  2. A bio that offers a sense of your relevant experience and accomplishments, especially if you’re unknown. A photo, video, or winning personal detail can go a long way! When receiving your submission, if you’ve elicited any degree of curiosity, an editor will Google you. Will they find ample results to suggest public recognition? In what kinds of online outlets? When visiting your social media pages, will they see a massive following? Or, if not that, then smart, quality content that engages an audience of some kind? If you’ve published a book previously, will your Amazon reviews point to thoughtful writing and a product of value?
  3. Content. It’s best to put forth a chapter that is not only representative of the whole, but contains some of its most dramatic elements. Whether that’s leaving your reader with a cliffhanger for fiction, or including your most revelatory claim or data for nonfiction, leave them wanting more. Remember that editors are swimming in material—today’s marketplace favors the bold and the timely.
  4. Presentation. This is more than how your idea appears on paper, because readers consider more than just the aesthetics of your product when making a purchasing decision! If an editor is interested, they may look at a video clip of you on YouTube, or potentially listen to you on a podcast interview. Are you eloquently and persuasively selling your idea? Furthermore, are you eloquent and persuasive as a spokesperson generally?
  5. “Comps.” A publisher evaluating your material must have a few comparable titles in mind—books that resemble yours and have sold thousands of copies. This has long been the case in publishing, but it’s more true now than ever before. An editor should come away able to categorize your book on “the shelf” and see its commercial promise in a way that will resonate with his or her colleagues and publisher.
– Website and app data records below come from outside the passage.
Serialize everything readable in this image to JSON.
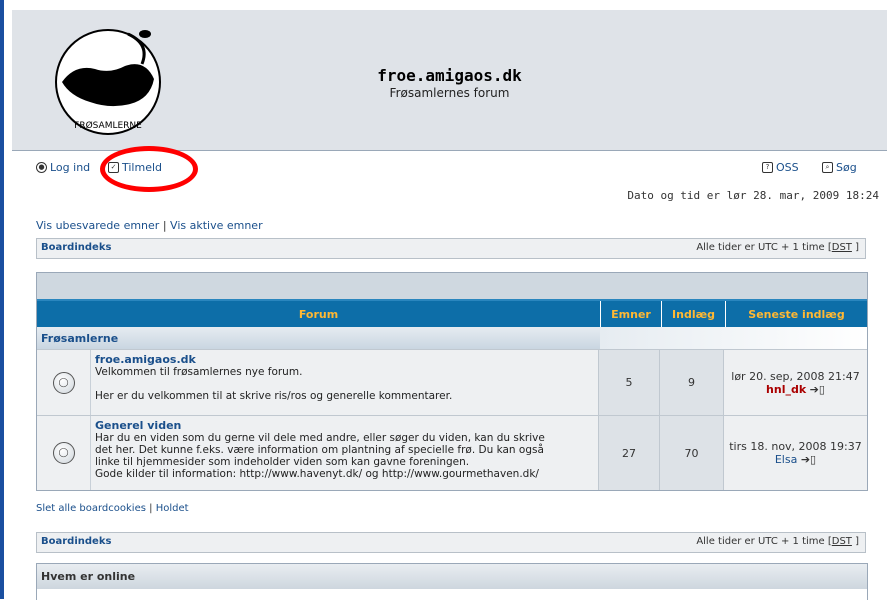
{
  "site": {
    "title": "froe.amigaos.dk",
    "subtitle": "Frøsamlernes forum",
    "logo_text": "FRØSAMLERNE"
  },
  "nav": {
    "login": "Log ind",
    "register": "Tilmeld",
    "faq": "OSS",
    "search": "Søg"
  },
  "datetime": "Dato og tid er lør 28. mar, 2009 18:24",
  "links": {
    "unanswered": "Vis ubesvarede emner",
    "separator": "|",
    "active": "Vis aktive emner"
  },
  "breadcrumb": {
    "label": "Boardindeks",
    "timezone_prefix": "Alle tider er UTC + 1 time [",
    "dst": "DST",
    "timezone_suffix": " ]"
  },
  "forum_table": {
    "headers": {
      "forum": "Forum",
      "topics": "Emner",
      "posts": "Indlæg",
      "last": "Seneste indlæg"
    },
    "category": "Frøsamlerne",
    "rows": [
      {
        "title": "froe.amigaos.dk",
        "desc1": "Velkommen til frøsamlernes nye forum.",
        "desc2": "",
        "desc3": "Her er du velkommen til at skrive ris/ros og generelle kommentarer.",
        "topics": "5",
        "posts": "9",
        "last_date": "lør 20. sep, 2008 21:47",
        "last_user": "hnl_dk"
      },
      {
        "title": "Generel viden",
        "desc1": "Har du en viden som du gerne vil dele med andre, eller søger du viden, kan du skrive",
        "desc2": "det her. Det kunne f.eks. være information om plantning af specielle frø. Du kan også",
        "desc3": "linke til hjemmesider som indeholder viden som kan gavne foreningen.",
        "desc4": "Gode kilder til information: http://www.havenyt.dk/ og http://www.gourmethaven.dk/",
        "topics": "27",
        "posts": "70",
        "last_date": "tirs 18. nov, 2008 19:37",
        "last_user": "Elsa"
      }
    ]
  },
  "bottom_links": {
    "delete_cookies": "Slet alle boardcookies",
    "separator": "|",
    "team": "Holdet"
  },
  "online": {
    "title": "Hvem er online"
  },
  "icons": [
    "login-icon",
    "register-icon",
    "faq-icon",
    "search-icon",
    "forum-folder-icon",
    "last-post-arrow-icon"
  ],
  "colors": {
    "header_bg": "#dfe3e8",
    "table_header": "#0d6ea8",
    "header_text": "#ffb833",
    "link": "#1a4f8b",
    "annotation": "#ff0000"
  }
}
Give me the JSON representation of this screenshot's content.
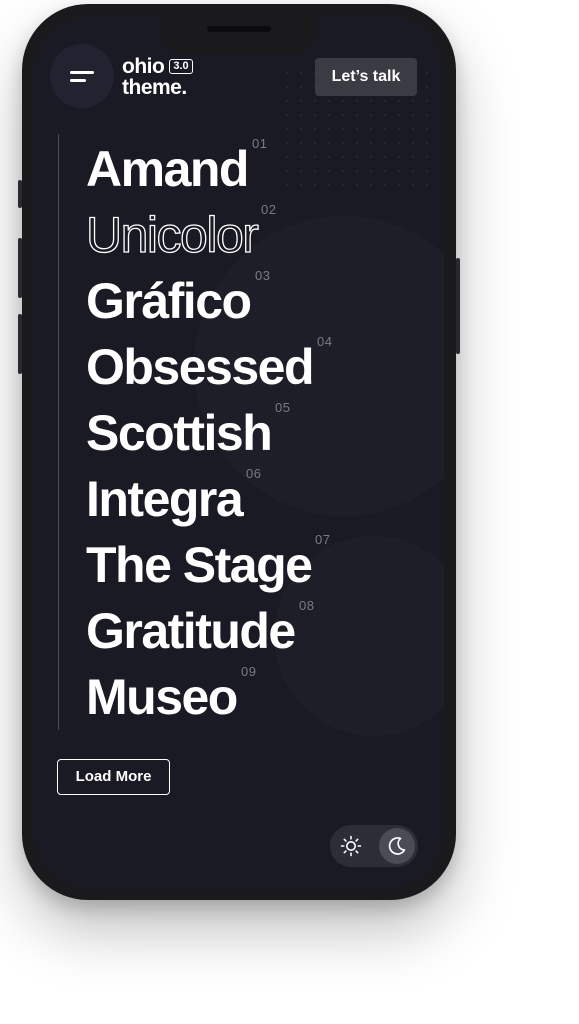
{
  "header": {
    "logo_line1": "ohio",
    "logo_line2": "theme.",
    "logo_version": "3.0",
    "cta_label": "Let’s talk"
  },
  "projects": [
    {
      "title": "Amand",
      "number": "01",
      "style": "solid"
    },
    {
      "title": "Unicolor",
      "number": "02",
      "style": "outline"
    },
    {
      "title": "Gráfico",
      "number": "03",
      "style": "solid"
    },
    {
      "title": "Obsessed",
      "number": "04",
      "style": "solid"
    },
    {
      "title": "Scottish",
      "number": "05",
      "style": "solid"
    },
    {
      "title": "Integra",
      "number": "06",
      "style": "solid"
    },
    {
      "title": "The Stage",
      "number": "07",
      "style": "solid"
    },
    {
      "title": "Gratitude",
      "number": "08",
      "style": "solid"
    },
    {
      "title": "Museo",
      "number": "09",
      "style": "solid"
    }
  ],
  "load_more_label": "Load More",
  "theme_toggle": {
    "light_icon": "sun-icon",
    "dark_icon": "moon-icon",
    "active": "dark"
  },
  "colors": {
    "screen_bg": "#191a24",
    "text": "#ffffff",
    "number": "#7a7b85",
    "button_bg": "#3a3b43"
  }
}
When reviewing your overall package, it’s therefore critical to ask yourself objectively, or get a trusted opinion if unsure…

  • Does my email subject line or book title excite, or elicit immediate intrigue?
  • What will my online presence reveal about who I am, or who my audience is?
  • Have I presented my material and myself in the best and most authoritative light possible?

Give editors every reason to say yes.

Our Letter Better Advanced program launches August 13th at 8:00 pm EST, and there’s just one spot left! Join Lucinda and an intimate group of writers from our community in an 8-week program to workshop your material, receive consistent, interactive feedback, and keep your publishing goals on track. Join today!